The Shortest Path Problem in a Dynamic Network.

A method is needed by which efficient new network routes can rapidly be
calculated to route traffic away from problem paths and nodes. A
possible method is proposed.  I propose to call it the Wentrok heuristic.

What Is The Quickest Route From Newtork To Wentrok?

A network is only as efficient as the algorithm used to control its traffic. The most efficient use of resources is achieved when all traffic encounters the least physically possible delay in going from A to B. In real life, this might apply to the internet or to road traffic.   In the case of road traffic, a vehicle standing still with its engine running has an instantaneous efficiency of zero distance per unit of fuel.   In a dynamic network, failures occur and present themselves as blocked or congested paths (highways) and nodes (junctions and interchanges).  In many real cases like this, an improved network efficiency can lead to worthwhile economies.

A network comprises a number of paths over which traffic may pass, together with points of interconnection of the paths. The network graph may describe a computer network or a road network, or any broadly similar real-world routing problem. traditionally, in describing such entities, the terms 'edge' and 'vertex' are used by mathematicians; 'path' and 'node' by many other disciplines.

The generalised problem in such a graph is to find the smallest sum of paths between all possible pairings of nodes. In the generalised model described, an assumption is made that a packet is to be sent between two nodes. This could be a data-packet, or a parcel in a truck.

The Dynamic Network Problem.

In a computer or road network it can be useful to determine the path along which a packet may be sent with least delay. As an example, at peak traffic times it can save delay if a packet is routed away from a choked main highway.   Again, a path may be temporarily out of commission: there may be roadworks, or a network server may be down.

The Shortest Path Problem in a Dynamic Network, SPPDN, is a problem of sending a packet from one node to another with the least delay, over a network that has no perfect, permanently fixed structure and which is subject to varying volumes of traffic.

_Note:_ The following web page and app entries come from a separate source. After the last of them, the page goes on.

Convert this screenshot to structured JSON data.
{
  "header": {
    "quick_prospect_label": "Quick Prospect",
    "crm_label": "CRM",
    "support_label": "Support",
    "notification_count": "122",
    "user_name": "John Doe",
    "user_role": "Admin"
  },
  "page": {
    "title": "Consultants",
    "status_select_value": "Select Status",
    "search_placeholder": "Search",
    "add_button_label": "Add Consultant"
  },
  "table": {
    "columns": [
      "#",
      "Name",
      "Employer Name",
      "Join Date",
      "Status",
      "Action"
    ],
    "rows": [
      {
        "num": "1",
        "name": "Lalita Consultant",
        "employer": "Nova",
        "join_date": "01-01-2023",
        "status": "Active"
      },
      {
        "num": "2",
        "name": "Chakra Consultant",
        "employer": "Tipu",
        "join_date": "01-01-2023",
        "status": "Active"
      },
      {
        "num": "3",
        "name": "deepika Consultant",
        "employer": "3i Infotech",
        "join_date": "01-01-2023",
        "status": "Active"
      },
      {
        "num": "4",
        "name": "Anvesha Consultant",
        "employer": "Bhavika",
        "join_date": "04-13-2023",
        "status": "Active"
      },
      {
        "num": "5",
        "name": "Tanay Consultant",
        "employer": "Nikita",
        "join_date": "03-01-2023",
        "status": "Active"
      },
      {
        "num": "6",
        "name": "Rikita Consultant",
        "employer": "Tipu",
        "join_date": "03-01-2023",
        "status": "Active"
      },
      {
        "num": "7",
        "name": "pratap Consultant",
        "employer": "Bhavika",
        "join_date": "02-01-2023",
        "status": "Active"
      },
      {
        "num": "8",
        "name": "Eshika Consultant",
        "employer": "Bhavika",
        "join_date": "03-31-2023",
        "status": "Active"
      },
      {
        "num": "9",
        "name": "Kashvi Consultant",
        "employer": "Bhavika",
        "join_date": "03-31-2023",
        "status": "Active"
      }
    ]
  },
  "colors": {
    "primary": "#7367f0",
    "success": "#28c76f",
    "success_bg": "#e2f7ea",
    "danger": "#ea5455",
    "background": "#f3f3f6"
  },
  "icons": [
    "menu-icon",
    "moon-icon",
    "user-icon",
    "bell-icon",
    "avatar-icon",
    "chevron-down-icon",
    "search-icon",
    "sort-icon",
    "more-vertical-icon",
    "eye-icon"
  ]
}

A Proposed Solution.

Based on the notions of six degrees of separation and the magic number six, a heuristic is built in which there is no outside observer or group of observers needed to model a dynamic network.  In a sense, the network models itself.

Each node is modelled as a data array in a dynamic network. Adding or removing nodes or paths does not impact on the efficiency of the heuristic. No single node need keep an excessively large list of paths, and the loss of any single path, node or path-list is immediately recoverable by the network overall.

In the diagram, nodes are lettered to show the method.  Coloured rings show waves of interrogation.  For each node there is a list of nearest neighbours and distances. The heuristic is indifferent to the unit name ascribed to these distances: it may be physical distance for roads, or delay times for electronic signals.

To initiate or refresh a  node, as e.g. the one shown in red, the computer interrogates its nearest neighbours and stores the neighbour-labels and route-delays in a look-up table.  A refresh is performed as frequently as may be needed to cater for delays due to congestion at peak traffic times.

How far is it from Newtork to Wentrok?

Newtork wishes to send a packet to Wentrok by the shortest route. A query  is forwarded in the format:
To: Wentrok
From: Newtork.

Node E now sends a 1st wave (green) message to each of b,c,f,g as:
To: Wentrok
From: E, Newtork.

Each of b,c,f,g forwards a 2nd wave (light blue) message. Two examples are given:
To: Wentrok
From: G, E, Newtork.
To: Wentrok
From: F, E, Newtork.

Each node which has no listing for Wentrok adds its own unique i.d. as sender to the front of the sender list and forwards the query to every node in its neighbours list which is not in the senders list. There is a wave-front effect. Ultimately one or more nodes will recognise Wentrok, aka node K, and return the query. The query is returned via the sender list until it arrives back at Newtork. Newtork takes the first instance of a returned list as a de facto validation of a fastest route to Wentrok and sends the packet with an attached routing list.

In the event of a node or route failure during packet transmission, the node which fails to forward the packet initiates a new Wentrok query, and then acts as an initiator of the packet transmission.

In practice, each node may accept a copy of the forwarding list of nodes held by each immediately  adjacent node. Thus, node H for example would hold data as m{r,p,l}, g{e,r,j}. The number of 'dimensions' held by any particular node will depend on the computing power available to enact the heuristic.

If each node appends a 'job done' list of nodes already queried, there will be no back-propagation of the interrogation wave.  Queries will only be forwarded to nodes not in the senders list and not in the 'job-done' list, with an improvement of efficiency.


If the 6-degrees of connection model is valid, then I suggest that if each computer on a real network such as the internet, being a non-terminal node, has only 6 levels of neighbourhood name-space, then any Newtork-Wentrok shortest route can be determined after a maximum of 6 waves of interrogation.

It is possible that problems involving the exchange of information more generally, not previously viewed as network-oriented problems, may become tractable using this heuristic.  The heuristic may thus, perhaps, have applications in linguistics and cell biology.